Workshop: Loose Acoustic Endpin Jack

How many customers have come in with the "loose acoustic jack" problem? Lots, lots, lots! There's a reason they loosen-up from the endpin/endblock area -- it's because there are too many extraneous parts that move. Above I've removed the jack from the guitar and you can see the lock washer and plain washer. The first step is to remove those...

After that you can figure out the depth you need on the remaining hex nut (which will hold the inside portion of the jack against the endblock) by pulling the jack in and out until you decide where you want it.

If I have enough thread, I'll then screw the cover on the inside of the jack right behind the hex nut and tape both of them off with duct tape to keep them from 1) rattling and 2) in place as I put the jack back where it should be.

"Proper" extended length of the small-threaded portion of the jack should have said small portion starting just a little below the surface of the guitar. This is because as you tighten the jack up, it will pull forward into the wood of the endblock and you don't want to run out of thread to tighten it.

As it pulls the hex nut into the endblock, the angular nut's shape will press itself nicely into the wood and give a better grip vs. the plain washer and lock washer that were previously on it.

Fortunately, most of these acoustic endpin jacks feature a hole in the side to stick a gadget into to hold it still... you tighten it up. Feel free to crank on this to get it as tight as you can (within reason). The outside "endpin sleeve" can then be tightened over this bit.

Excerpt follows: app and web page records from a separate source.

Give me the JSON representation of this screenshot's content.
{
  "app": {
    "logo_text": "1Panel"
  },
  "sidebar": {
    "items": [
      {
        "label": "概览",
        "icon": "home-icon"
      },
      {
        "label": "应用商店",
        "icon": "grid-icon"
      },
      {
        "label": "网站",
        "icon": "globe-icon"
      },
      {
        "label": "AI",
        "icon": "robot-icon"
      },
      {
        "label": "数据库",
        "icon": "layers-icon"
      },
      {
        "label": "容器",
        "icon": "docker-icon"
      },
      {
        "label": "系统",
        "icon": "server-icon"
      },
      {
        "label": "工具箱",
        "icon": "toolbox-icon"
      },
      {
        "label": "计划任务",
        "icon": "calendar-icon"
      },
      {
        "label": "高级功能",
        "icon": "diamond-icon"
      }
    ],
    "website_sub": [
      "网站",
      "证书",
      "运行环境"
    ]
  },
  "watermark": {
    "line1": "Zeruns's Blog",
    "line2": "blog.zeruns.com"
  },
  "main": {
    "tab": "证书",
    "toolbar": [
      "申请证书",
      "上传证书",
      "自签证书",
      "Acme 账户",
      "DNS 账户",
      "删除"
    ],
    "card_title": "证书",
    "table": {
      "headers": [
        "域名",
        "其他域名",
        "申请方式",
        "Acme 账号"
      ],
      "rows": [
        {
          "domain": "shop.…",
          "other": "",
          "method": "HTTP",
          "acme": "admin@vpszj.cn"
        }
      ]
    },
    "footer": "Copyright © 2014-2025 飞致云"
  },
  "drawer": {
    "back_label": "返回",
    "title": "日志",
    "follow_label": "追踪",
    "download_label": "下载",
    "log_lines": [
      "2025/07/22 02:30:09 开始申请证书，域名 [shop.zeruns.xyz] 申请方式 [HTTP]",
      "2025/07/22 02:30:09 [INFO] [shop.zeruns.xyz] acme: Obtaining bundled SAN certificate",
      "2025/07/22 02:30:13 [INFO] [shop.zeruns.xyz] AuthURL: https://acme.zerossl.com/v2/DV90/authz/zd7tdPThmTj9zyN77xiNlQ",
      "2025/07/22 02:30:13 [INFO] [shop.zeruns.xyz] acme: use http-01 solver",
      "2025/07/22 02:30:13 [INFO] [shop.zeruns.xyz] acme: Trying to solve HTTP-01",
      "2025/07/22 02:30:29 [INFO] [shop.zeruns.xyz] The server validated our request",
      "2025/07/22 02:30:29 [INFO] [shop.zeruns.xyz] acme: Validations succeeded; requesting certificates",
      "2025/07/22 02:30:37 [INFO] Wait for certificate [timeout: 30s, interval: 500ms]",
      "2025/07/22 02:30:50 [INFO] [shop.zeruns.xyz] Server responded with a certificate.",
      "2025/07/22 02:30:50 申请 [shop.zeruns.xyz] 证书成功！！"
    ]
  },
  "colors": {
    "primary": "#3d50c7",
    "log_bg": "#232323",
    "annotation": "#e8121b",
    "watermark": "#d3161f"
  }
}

On guitars, ukes, mandolins, etc. that have awkward bodies to push and endpin jack into its hole via the soundhole, one can use a bit of string going into the jack hole from the outside which can then be pulled-out and tied to the jack's end before insertion into the guitar.